This is a story that won't go away.
Five weeks after the State of Hawaii vouched for the authenticity of President-elect Barack Obama's birth certificate, the controversy over allegations that Obama is not eligible to take office next month has reached the Supreme Court, which is expected to announce Monday whether it will consider the matter.
The fight is unusual because it thrives outside the so-called mainstream media...
This is a different army at work, in an environment increasingly influenced by the Internet.
"It's only being mentioned by a relative few, by the real die-hard, anti-Obama crowd," said Michael Harrison, editor and publisher of Talkers magazine, the trade bible of the talk-radio industry. "On mainstream talk radio, it's not a big deal right now. I think it's run its course."

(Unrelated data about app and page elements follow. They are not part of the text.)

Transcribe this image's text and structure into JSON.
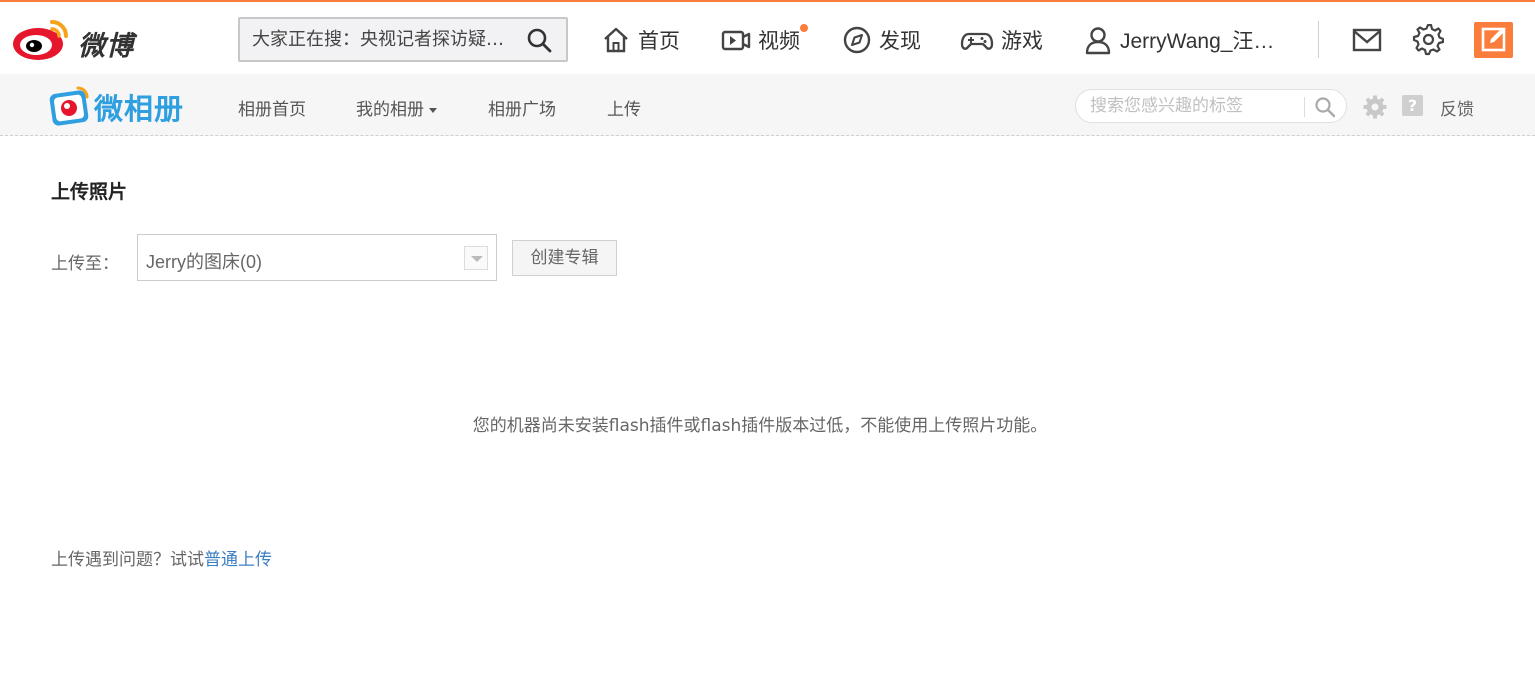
{
  "header": {
    "logo_text": "微博",
    "search_placeholder": "大家正在搜：央视记者探访疑…",
    "nav": {
      "home": "首页",
      "video": "视频",
      "discover": "发现",
      "game": "游戏",
      "user": "JerryWang_汪…"
    }
  },
  "subheader": {
    "logo_text": "微相册",
    "nav": {
      "album_home": "相册首页",
      "my_album": "我的相册",
      "album_square": "相册广场",
      "upload": "上传"
    },
    "tag_search_placeholder": "搜索您感兴趣的标签",
    "help_label": "?",
    "feedback": "反馈"
  },
  "main": {
    "title": "上传照片",
    "upload_to_label": "上传至：",
    "album_selected": "Jerry的图床(0)",
    "create_album_button": "创建专辑",
    "flash_message": "您的机器尚未安装flash插件或flash插件版本过低，不能使用上传照片功能。",
    "trouble_text": "上传遇到问题？试试",
    "trouble_link": "普通上传"
  },
  "colors": {
    "accent": "#fa7d3c",
    "album_blue": "#2f9fe0",
    "link": "#3d7fc4"
  }
}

"But," Harrison added, "we live in a time that, because of the Internet, all points of view can live forever."
Just as there is a split on the legitimacy of the legal claims, there is also a split within the media on the merits of the story. Is it the last gasp of opposition from opponents of Obama who have a found community of like-minded believers on the Internet, or is there a legal question to be resolved? The court will answer the latter question this week.
The campaign challenging the legitimacy of Obama's 1961 birth certificate or the legality of his taking office is chronicled by WorldNetDaily, a popular, politically right-leaning site that was the 26th most-visited news and media Web site during November, according to Hitwise, which monitors Net traffic.

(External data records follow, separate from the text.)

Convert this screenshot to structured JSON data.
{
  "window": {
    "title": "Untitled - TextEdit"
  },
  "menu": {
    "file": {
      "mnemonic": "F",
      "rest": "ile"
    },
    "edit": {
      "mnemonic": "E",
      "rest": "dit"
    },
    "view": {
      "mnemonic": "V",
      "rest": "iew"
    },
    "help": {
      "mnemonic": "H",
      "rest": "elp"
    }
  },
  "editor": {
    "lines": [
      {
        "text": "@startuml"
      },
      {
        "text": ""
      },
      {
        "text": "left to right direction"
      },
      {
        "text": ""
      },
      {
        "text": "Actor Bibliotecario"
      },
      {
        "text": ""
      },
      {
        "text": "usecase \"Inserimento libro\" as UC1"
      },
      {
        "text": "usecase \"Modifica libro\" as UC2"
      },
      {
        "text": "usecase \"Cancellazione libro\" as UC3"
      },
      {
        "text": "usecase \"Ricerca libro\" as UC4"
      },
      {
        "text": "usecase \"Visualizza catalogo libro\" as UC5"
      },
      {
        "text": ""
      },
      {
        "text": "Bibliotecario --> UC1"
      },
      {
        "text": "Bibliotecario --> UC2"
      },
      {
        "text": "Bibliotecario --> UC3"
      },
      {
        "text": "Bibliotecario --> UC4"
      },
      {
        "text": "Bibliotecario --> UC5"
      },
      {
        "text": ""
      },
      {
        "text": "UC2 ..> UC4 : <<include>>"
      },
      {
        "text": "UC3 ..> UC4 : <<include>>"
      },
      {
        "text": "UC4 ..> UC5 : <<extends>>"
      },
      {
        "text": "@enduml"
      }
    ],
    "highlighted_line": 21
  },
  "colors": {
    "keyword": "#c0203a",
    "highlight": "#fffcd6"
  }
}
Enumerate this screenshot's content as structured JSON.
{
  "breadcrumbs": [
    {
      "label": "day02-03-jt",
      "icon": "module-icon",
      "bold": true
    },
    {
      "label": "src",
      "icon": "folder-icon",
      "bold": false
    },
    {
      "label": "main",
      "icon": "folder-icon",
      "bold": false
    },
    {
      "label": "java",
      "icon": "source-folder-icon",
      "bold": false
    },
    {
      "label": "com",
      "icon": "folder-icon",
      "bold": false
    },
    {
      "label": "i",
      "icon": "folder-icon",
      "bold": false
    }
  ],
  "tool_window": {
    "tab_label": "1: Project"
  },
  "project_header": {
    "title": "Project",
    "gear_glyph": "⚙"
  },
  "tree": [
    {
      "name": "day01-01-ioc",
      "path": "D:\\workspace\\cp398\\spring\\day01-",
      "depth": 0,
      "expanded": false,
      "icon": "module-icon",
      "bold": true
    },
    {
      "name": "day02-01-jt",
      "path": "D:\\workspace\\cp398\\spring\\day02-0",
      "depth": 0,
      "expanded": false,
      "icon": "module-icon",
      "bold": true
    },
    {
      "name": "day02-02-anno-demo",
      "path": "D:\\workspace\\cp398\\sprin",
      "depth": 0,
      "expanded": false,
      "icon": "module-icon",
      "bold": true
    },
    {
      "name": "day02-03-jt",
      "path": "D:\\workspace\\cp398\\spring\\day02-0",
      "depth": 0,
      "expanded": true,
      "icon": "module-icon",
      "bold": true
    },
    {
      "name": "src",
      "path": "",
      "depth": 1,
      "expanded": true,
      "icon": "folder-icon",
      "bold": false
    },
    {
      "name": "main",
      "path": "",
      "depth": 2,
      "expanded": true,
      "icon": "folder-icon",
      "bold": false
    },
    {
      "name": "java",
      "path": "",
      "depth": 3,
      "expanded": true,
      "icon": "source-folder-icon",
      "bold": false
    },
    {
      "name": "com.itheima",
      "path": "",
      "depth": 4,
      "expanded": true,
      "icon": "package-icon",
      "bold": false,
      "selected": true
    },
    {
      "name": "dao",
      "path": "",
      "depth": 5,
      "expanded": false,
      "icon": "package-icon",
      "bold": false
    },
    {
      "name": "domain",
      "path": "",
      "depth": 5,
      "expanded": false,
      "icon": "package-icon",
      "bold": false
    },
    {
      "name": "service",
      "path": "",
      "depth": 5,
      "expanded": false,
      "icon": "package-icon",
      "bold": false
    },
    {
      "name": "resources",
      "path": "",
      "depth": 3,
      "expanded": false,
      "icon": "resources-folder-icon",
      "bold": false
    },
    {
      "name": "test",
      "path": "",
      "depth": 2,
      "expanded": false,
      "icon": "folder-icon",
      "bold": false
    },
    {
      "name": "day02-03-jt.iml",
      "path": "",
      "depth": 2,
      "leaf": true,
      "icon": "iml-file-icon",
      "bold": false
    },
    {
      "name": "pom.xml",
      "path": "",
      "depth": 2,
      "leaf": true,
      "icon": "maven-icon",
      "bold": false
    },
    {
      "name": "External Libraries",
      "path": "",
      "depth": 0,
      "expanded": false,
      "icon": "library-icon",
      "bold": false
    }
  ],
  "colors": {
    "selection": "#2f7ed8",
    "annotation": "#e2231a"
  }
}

...If the Supreme Court decides not to consider the case, [New Jersey lawyer Leo] Donofrio said there "won't be any beating on the drums saying there wasn't any justice."
But that will not be the end of the matter, Farah vowed.
"It'll plague Obama throughout his presidency. It'll be a nagging issue and a sore on his administration, much like Monica Lewinsky was on [ President Bill] Clinton," Farah said. "It's not going to go away and it will drive a wedge in an already divided public."
That may underscore a landscape change in the media, where the Internet is playing a bigger role in setting the agenda. In 2004, the so-called swift boat campaign against Sen. John Kerry, the Democratic presidential nominee, began on the Internet. In fact, the co-author of "Unfit for Command: Swift Boat Veterans Speak Out Against John Kerry," Jerome Corsi, also wrote "Obama Nation," a book critical of Obama, published earlier this year.
Brendan Nyhan, a political scientist at Duke University, said the Internet's role in forming public opinion is gaining strength. WorldNetDaily, for instance, has one of the faster-growing audiences on the Internet, up 62 percent in the past year, according to Hitwise.
Nyhan co-wrote a study this year that said journalists' attempts to correct misinformation is unlikely to sway public perceptions because many people want to believe the misperception.
"People often have a strong bias for believing the evidence they want to believe and disbelieving what they don't believe," Nyhan said. "There is less of a sense that we all have a common set of facts we can agree on. There's a polarization, and we can't even agree on the basic factual assumptions to have a debate."
I'm trying to decide what the appropriate analogy would be to a debunked Clinton scandal that festered outside the media mainstream -- maybe the rumor that Vince Foster was murdered? The difference, however, is that supporting "evidence" for the rumor is now just a Google search away. This factor has certainly played a major role in the 9/11 "truth" movement, which continues to promote its discredited theories via an elaborate online ecosystem.
Update 12/8 10:46 AM: Unsurprisingly, the Supreme Court turned down the case.